I don’t read the Sunday Review of Books each week, but I should. There’s always something to learn in there. For instance, I just learned that Conan O’Brien went to Harvard, wrote a thesis on Flannery O’Connor and William Faulkner and spoke at Harvard’s commencement in 2000.
Here’s some of what he shared with those about to depart Harvard in 2000:
I’ve dwelled on my failures today because, as graduates of Harvard, your biggest liability is your need to succeed. Your need to always find yourself on the sweet side of the bell curve. Because success is a lot like a bright, white tuxedo. You feel terrific when you get it, but then you’re desperately afraid of getting it dirty, of spoiling it in any way.
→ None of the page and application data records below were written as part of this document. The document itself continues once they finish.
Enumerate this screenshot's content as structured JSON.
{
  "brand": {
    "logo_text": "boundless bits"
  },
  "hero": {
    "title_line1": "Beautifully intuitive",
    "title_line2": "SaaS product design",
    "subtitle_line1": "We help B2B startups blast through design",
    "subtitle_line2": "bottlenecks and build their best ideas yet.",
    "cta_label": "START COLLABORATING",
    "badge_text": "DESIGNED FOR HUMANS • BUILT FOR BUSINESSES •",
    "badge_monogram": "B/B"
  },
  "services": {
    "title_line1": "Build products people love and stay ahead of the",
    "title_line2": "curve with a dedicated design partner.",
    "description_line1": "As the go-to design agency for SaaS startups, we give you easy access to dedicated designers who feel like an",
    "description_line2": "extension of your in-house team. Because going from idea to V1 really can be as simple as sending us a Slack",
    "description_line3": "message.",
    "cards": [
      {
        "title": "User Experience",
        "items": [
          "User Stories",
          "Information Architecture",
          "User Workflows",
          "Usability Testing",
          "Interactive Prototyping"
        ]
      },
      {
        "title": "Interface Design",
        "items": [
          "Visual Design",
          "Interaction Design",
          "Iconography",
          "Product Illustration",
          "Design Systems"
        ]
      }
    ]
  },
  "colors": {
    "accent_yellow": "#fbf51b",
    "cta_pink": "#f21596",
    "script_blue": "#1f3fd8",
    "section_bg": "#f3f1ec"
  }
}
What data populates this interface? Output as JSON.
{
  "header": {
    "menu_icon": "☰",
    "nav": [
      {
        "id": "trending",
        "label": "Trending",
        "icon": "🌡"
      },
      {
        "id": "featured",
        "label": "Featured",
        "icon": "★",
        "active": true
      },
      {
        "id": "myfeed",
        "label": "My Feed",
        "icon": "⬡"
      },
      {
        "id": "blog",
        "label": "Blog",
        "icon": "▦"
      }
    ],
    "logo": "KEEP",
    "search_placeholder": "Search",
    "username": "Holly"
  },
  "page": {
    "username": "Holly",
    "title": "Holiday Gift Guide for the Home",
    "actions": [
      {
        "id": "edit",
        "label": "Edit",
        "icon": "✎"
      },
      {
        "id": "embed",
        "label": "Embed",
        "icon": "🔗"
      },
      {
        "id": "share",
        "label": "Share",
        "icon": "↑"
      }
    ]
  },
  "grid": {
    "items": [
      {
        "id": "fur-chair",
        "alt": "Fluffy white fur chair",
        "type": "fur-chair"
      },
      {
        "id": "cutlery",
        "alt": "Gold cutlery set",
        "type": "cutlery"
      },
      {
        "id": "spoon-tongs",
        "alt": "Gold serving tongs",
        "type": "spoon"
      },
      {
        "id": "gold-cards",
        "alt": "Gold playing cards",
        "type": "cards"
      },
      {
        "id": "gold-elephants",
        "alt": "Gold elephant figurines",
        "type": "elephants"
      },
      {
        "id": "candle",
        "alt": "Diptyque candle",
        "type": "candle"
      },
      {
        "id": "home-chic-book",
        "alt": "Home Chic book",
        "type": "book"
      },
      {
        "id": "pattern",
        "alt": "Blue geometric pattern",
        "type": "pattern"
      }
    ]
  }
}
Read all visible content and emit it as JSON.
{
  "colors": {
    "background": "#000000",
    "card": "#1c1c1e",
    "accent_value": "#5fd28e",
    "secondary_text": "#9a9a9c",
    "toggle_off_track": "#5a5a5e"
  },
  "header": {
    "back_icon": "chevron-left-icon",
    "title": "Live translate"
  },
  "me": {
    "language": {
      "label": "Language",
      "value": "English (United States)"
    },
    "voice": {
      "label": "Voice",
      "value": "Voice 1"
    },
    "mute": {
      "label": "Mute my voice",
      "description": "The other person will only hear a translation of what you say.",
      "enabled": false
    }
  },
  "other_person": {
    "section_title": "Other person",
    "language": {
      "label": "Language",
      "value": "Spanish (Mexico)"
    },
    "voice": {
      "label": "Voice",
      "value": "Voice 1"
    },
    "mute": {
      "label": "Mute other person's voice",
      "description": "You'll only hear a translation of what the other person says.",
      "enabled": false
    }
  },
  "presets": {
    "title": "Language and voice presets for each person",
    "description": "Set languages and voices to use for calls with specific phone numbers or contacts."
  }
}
I left the cocoon of Harvard, I left the cocoon of Saturday Night Live, I left the cocoon of The Simpsons. And each time it was bruising and tumultuous. And yet, every failure was freeing, and today I’m as nostalgic for the bad as I am for the good.
So, that’s what I wish for all of you: the bad as well as the good. Fall down, make a mess, break something occasionally. And remember that the story is never over.
I can relate. I’m coming off a huge year earnings wise in 2008 and I know 2009 isn’t going to match up. Yet, I’m now free to write and pursue the things that matter most to me. Maybe I’ll make a mess of things as Conan suggests; maybe there’s no need for all that.
The story is never over and the music never stops.